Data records
· · · ·

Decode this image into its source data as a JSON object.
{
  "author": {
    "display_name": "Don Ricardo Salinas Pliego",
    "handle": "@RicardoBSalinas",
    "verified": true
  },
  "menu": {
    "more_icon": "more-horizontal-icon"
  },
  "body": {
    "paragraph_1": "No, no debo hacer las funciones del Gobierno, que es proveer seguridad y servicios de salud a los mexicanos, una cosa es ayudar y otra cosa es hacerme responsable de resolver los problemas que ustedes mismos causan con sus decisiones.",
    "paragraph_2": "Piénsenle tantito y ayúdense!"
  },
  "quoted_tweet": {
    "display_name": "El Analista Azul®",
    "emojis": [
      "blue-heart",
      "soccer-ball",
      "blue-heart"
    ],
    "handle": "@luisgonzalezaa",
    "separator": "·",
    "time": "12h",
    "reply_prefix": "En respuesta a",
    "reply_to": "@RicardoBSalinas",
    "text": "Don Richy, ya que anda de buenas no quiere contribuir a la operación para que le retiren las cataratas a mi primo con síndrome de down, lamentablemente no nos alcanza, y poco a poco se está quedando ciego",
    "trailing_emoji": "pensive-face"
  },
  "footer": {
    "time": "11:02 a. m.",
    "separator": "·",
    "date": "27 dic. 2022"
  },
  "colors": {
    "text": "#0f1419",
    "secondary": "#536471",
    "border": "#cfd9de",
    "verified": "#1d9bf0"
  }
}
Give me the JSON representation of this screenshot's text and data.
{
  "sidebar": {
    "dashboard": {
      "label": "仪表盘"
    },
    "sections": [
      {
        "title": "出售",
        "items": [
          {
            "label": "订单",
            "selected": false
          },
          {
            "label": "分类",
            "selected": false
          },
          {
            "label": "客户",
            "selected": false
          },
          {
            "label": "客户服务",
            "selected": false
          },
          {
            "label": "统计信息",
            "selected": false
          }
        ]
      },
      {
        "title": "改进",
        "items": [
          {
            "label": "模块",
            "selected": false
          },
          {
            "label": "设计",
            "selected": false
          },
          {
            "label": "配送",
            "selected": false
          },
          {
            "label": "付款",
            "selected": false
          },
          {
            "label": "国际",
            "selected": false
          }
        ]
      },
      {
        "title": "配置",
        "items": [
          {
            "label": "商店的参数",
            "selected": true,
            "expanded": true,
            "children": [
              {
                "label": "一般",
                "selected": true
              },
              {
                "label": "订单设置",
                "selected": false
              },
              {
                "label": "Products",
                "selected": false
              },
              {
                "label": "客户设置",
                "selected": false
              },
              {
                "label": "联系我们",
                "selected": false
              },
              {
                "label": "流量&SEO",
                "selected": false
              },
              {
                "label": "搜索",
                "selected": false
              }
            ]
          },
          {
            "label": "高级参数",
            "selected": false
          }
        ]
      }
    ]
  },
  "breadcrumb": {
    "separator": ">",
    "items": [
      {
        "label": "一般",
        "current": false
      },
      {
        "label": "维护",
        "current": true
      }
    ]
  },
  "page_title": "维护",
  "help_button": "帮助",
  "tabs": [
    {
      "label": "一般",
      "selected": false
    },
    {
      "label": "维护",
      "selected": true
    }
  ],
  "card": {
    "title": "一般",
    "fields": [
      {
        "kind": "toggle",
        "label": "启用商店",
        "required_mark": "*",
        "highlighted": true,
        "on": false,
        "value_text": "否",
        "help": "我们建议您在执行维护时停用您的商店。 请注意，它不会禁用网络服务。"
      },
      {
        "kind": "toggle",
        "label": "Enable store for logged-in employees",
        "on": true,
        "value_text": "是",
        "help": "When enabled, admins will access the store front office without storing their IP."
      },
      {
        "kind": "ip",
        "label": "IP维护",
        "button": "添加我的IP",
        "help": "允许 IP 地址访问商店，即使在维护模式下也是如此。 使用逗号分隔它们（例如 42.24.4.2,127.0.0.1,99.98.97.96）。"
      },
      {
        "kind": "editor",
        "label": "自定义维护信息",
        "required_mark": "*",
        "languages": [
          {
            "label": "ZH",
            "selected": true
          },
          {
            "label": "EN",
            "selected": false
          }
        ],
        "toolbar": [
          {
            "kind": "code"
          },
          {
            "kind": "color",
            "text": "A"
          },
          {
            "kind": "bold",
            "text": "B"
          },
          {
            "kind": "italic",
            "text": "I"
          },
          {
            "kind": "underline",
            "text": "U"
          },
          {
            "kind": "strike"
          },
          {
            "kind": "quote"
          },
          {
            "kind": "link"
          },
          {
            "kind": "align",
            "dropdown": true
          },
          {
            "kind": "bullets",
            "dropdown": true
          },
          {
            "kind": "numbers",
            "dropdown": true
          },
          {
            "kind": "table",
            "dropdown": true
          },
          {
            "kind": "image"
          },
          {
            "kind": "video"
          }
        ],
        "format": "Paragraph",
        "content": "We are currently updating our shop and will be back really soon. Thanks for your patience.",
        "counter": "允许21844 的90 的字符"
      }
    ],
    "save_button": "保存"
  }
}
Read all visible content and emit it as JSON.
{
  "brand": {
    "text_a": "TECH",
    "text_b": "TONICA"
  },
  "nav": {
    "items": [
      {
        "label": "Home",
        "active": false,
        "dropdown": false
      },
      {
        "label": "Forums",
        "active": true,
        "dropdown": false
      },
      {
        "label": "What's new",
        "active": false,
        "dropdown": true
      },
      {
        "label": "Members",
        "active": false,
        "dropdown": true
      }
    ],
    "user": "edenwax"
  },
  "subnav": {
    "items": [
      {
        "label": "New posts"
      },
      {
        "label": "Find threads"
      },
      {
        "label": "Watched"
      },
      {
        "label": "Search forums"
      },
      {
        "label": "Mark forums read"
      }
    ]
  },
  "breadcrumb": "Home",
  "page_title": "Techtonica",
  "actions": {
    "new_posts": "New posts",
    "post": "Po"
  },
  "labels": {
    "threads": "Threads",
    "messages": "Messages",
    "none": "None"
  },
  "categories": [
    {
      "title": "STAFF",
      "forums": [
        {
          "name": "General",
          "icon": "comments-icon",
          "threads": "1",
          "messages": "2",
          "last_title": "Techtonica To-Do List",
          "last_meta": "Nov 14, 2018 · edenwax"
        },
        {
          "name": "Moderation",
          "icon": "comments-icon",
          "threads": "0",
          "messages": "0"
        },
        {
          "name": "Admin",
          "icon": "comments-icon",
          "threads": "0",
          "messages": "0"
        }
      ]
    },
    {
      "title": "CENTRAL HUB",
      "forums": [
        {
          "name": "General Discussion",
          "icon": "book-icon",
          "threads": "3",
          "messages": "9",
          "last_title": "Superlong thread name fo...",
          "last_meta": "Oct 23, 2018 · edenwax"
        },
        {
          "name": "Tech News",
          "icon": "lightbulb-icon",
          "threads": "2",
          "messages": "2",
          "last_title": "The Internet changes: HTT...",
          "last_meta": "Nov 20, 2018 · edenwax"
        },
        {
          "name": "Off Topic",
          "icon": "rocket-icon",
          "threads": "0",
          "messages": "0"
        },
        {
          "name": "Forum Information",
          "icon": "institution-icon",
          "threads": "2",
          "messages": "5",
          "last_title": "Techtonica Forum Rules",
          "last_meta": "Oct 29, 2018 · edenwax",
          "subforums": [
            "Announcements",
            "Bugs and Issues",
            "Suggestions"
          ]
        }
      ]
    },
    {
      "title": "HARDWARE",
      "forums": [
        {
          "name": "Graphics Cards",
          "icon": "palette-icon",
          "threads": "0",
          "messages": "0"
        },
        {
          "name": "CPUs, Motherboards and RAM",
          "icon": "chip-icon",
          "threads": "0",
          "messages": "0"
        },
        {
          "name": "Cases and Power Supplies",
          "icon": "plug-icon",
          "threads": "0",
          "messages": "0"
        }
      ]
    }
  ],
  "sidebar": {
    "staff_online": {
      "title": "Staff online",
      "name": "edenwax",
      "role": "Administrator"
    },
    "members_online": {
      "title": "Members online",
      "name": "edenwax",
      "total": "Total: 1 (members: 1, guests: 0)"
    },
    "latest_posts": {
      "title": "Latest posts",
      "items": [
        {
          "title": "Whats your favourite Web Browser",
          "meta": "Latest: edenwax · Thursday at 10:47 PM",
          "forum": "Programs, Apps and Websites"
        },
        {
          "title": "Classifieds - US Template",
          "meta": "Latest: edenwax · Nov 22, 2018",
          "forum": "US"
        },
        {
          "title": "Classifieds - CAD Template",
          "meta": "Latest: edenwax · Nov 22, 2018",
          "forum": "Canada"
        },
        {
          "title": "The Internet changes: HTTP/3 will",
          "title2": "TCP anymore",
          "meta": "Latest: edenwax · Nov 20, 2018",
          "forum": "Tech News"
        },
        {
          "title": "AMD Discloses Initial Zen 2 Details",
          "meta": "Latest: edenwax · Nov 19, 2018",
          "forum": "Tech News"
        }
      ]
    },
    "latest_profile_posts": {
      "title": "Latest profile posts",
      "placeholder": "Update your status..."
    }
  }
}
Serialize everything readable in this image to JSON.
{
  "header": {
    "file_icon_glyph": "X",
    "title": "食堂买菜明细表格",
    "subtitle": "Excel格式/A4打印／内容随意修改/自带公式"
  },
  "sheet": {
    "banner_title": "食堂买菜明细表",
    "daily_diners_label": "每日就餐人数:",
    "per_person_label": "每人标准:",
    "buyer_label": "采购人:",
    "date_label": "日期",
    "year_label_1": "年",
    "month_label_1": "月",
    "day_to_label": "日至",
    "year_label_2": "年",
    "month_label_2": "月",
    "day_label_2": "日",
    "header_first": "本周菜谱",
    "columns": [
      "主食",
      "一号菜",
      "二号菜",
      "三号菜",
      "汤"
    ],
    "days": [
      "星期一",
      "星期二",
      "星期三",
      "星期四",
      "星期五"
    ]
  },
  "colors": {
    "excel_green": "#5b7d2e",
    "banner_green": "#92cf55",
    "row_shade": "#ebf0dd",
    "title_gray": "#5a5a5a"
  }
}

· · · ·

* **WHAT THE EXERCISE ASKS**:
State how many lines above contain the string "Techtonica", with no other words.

* **WRITTEN SOLUTION**:
3